* Work instructions
Scan the data below for lines containing the string "search" and give only how many there are.

* Material provided
#####
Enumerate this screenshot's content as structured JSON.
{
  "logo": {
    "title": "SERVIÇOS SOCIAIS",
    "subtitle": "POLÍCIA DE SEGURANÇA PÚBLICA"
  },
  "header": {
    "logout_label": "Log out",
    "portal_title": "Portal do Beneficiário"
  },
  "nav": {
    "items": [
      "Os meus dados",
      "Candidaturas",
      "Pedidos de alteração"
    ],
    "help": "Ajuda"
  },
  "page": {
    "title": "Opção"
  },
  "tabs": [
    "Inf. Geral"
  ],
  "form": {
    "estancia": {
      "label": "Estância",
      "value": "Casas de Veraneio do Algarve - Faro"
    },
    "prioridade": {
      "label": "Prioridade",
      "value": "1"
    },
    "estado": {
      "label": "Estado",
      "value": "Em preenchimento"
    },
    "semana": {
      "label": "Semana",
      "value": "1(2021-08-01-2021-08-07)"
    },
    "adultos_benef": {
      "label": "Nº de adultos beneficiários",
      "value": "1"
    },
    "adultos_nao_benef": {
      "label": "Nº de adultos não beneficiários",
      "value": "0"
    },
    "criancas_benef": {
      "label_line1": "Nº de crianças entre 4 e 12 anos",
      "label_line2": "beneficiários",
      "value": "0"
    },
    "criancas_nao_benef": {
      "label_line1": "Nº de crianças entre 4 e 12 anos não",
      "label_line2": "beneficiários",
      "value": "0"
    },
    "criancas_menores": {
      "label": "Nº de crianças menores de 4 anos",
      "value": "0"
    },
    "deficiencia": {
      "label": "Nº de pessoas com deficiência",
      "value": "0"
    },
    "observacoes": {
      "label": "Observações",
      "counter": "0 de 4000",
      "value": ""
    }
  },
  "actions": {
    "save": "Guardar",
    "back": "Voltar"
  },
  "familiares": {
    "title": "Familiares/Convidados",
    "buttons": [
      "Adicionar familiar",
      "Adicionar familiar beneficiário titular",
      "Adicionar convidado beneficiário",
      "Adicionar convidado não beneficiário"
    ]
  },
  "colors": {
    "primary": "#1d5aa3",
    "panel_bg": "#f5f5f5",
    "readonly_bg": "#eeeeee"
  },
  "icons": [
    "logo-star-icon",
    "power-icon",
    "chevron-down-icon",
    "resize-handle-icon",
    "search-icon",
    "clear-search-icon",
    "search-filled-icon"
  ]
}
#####
* Response
3